Adobe Acrobat and Reader versions 2019.010.20069 and earlier, 2019.010.20069 and earlier, 2017.011.30113 and earlier version, and 2015.006.30464 and earlier have a type confusion vulnerability. Successful exploitation could lead to arbitrary code execution .
CVE-2019-7070
PUBLISHED: 2019-05-24
Adobe Acrobat and Reader versions 2019.010.20069 and earlier, 2019.010.20069 and earlier, 2017.011.30113 and earlier version, and 2015.006.30464 and earlier have an use after free vulnerability. Successful exploitation could lead to arbitrary code execution .
CVE-2019-7071
PUBLISHED: 2019-05-24
Adobe Acrobat and Reader versions 2019.010.20069 and earlier, 2019.010.20069 and earlier, 2017.011.30113 and earlier version, and 2015.006.30464 and earlier have an out-of-bounds read vulnerability.

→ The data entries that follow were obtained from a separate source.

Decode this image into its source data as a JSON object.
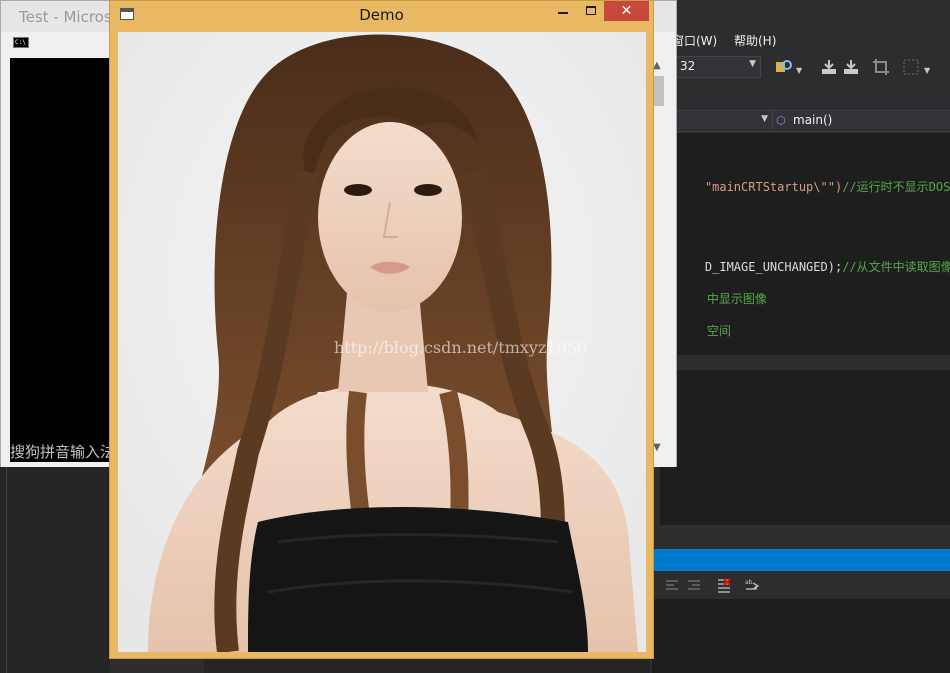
{
  "visual_studio": {
    "menu": {
      "window_partial": "窗口(W)",
      "help": "帮助(H)"
    },
    "toolbar": {
      "platform_value": "32"
    },
    "navigation": {
      "member": "main()"
    },
    "editor_lines": [
      {
        "str": "\"mainCRTStartup\\\"\")",
        "comment": "//运行时不显示DOS框"
      },
      {
        "code": "D_IMAGE_UNCHANGED);",
        "comment": "//从文件中读取图像"
      },
      {
        "comment": "中显示图像"
      },
      {
        "comment": "空间"
      }
    ]
  },
  "console_window": {
    "title": "Test - Micros",
    "ime_text": "搜狗拼音输入法"
  },
  "demo_window": {
    "title": "Demo",
    "close_glyph": "✕",
    "watermark": "http://blog.csdn.net/tmxyz1950"
  },
  "colors": {
    "demo_frame": "#e9b863",
    "close_button": "#c7473b",
    "vs_blue": "#007acc",
    "hair": "#5b3a22",
    "skin": "#f1d6c5"
  }
}
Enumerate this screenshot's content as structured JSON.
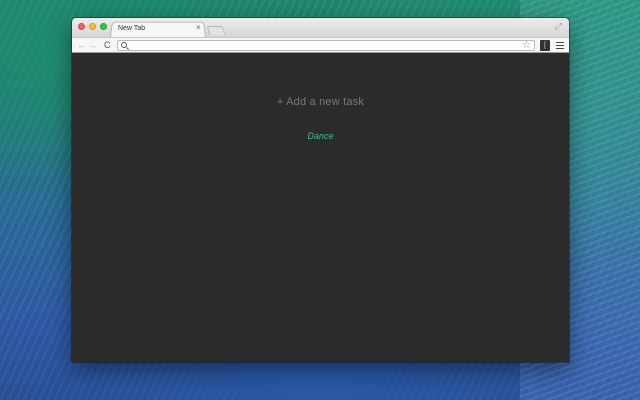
{
  "browser": {
    "tab": {
      "label": "New Tab",
      "close_glyph": "×"
    },
    "fullscreen_glyph": "⤢",
    "nav": {
      "back_glyph": "←",
      "forward_glyph": "→",
      "reload_glyph": "C"
    },
    "omnibox": {
      "value": "",
      "star_glyph": "☆"
    },
    "extension_glyph": "[",
    "icons": [
      "close-window-icon",
      "minimize-icon",
      "maximize-icon",
      "fullscreen-icon",
      "search-icon",
      "star-icon",
      "extension-icon",
      "menu-icon"
    ]
  },
  "page": {
    "add_task_label": "+ Add a new task",
    "done_label": "Dance",
    "colors": {
      "background": "#2b2b2b",
      "add_task_text": "#787878",
      "done_text": "#3fbf8f"
    }
  }
}
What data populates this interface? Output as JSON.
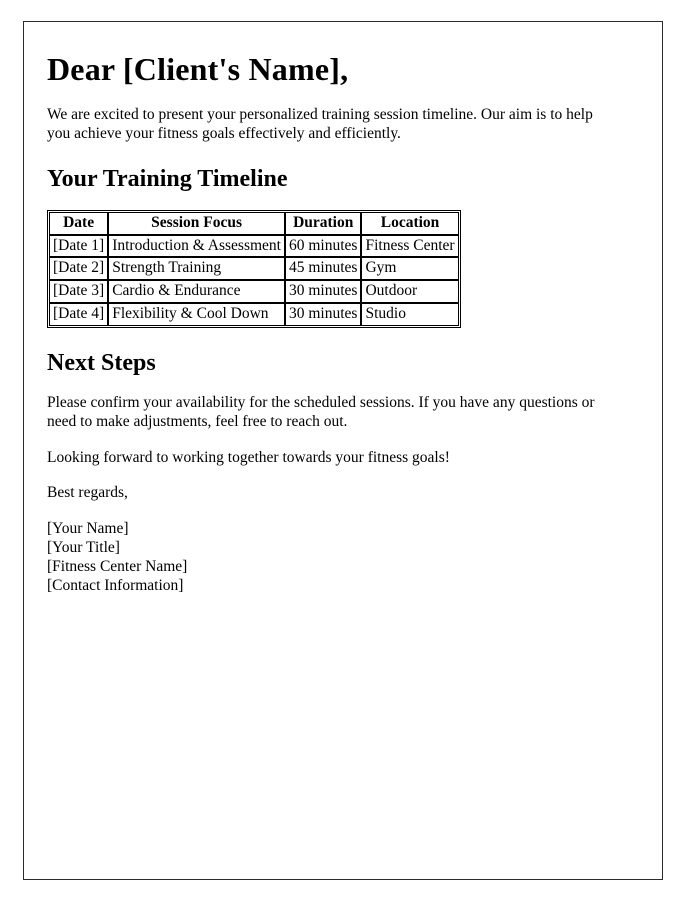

Successful exploitation could lead to information disclosure.
CVE-2019-7072
PUBLISHED: 2019-05-24
Adobe Acrobat and Reader versions 2019.010.20069 and earlier, 2019.010.20069 and earlier, 2017.011.30113 and earlier version, and 2015.006.30464 and earlier have an use after free vulnerability. Successful exploitation could lead to arbitrary code execution .